- CIG: An expert eliminates the wastes stored in room 1058 according to the 100xLE limit for monthly disposal of radioactive waste into the regular trash. Every waste eliminated will be logged in the file "Radioactive waste elimination (+year)" (ciggen/cig/Share folder/Radioactivité/Wastes (+year)).

Non-radioactive waste: Before elimination, the non-radioactive waste must be checked with the contamination monitor. A non-contaminated waste (< 50 cps on the contamination monitor and/or < LE (see table below)) must be disposed of in the regular trash.

Article 7: Control of monitors

User’s duty: Before using a contamination monitor, users must control the battery level of the device. A weak battery will lead to false readings and must be recharged/replaced immediately.

Expert’s duty: Every year, the contamination monitoring devices must be checked by an expert with the reference Sr90 and the values reported on the logsheet next to each device. If the deviation is too big, it has to be sent for calibration at IRA (CHUV-Lausanne).

Practical information pertaining to the use of radionuclides  at the CIG

β- : Plexiglass screen, NOT lead ;
γ : Lead screen
1 mCi = 37 Mbq

Radionuclides Radiation,Emax

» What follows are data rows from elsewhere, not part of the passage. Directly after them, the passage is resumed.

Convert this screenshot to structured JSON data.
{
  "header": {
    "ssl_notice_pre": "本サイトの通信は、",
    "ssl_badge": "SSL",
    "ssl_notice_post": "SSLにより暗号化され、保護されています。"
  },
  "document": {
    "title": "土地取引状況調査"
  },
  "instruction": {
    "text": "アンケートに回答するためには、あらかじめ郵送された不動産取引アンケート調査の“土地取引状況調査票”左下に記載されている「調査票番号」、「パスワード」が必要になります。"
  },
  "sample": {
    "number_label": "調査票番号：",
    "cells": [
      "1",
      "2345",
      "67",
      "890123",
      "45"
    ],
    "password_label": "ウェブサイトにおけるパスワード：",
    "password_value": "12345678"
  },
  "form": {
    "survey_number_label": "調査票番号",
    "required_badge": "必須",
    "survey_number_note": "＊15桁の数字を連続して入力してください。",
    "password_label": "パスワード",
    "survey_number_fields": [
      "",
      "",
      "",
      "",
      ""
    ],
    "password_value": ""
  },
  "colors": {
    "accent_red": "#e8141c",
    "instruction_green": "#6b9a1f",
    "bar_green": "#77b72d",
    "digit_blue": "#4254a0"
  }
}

Period Dosimetry Max dose dfor use out of C Lab (LA) Exemption limit (LE) (= not radioactive)

β- : 18.6 keV

12.5 years


100 MBq = 2.7 mCi

0.2 MBq = 5.4 µCi

β- : 156 keV

5730 years


9 MBq = 240 µCi

20 kBq = 0.54 µCi

β- : 1.71 MeV

14.3 d (~2 weeks)


2 MBq = 54 µCi

4 kBq = 0.1 µCi

β- : 167 keV

87.4 d (~3 months)


40 MBq = 1 mCi

10 kBq = 0.27 µCi

γ : 35.4 keV

60.14 d (~2 months)


0.7 MBq = 18.9 µCi

0.7 kBq = 18.9 nCi

° Mandatory
* If requested by an expert

Health at work

List of the emergency phone numbers

How to contact the nurse of the University?
Martine Fragnière
Tel: +41 21 692 25 78
Specialist Health at work

Where is the nearest pharmacy?
Near the floor cafeterias same spot (see map) on the 3rd, 4th and 5th floor or in the magasin central.


Where is the infirmary of the building?
On the right of the right entrance of auditorium C of the 2nd floor of the Genopode, the key is in the magasin central and in the central administration office of the CIG.

Where can I find safety documents specific to the most compounds used in the CIG?
Go on website.

What should I do if I am pregnant ?

FAQ for the maternity leave,

rules from the CUSSTR,

Renovation maternity-time work,

Health at Work _ Maternity Nursing

I am mostly working on a computer, what precautions should I take for a good posture?


What sould I do to avoid chemical or biological contamination in the cafeteria areas and common spaces.

It is forbidden to eat, drink or smoke in the laboratories. Food and drink, cups, plates, knives, spoons and forks may not be stored in the laboratories. It may only be kept in the fridges specifically designated for this use or in the cafeterias.

 It is forbidden to transit between the place of work and the building’s public places (restaurants, cafeteria, class rooms, etc.) while wearing an overall, gloves or any other protecting item. These must be removed before leaving the laboratory area.

Safety Presentation for New Collaborators
Safety presentation for floors
Génopode - CH-1015 Lausanne
Tel. +41 21 692 22 00
Fax +41 21 692 22 11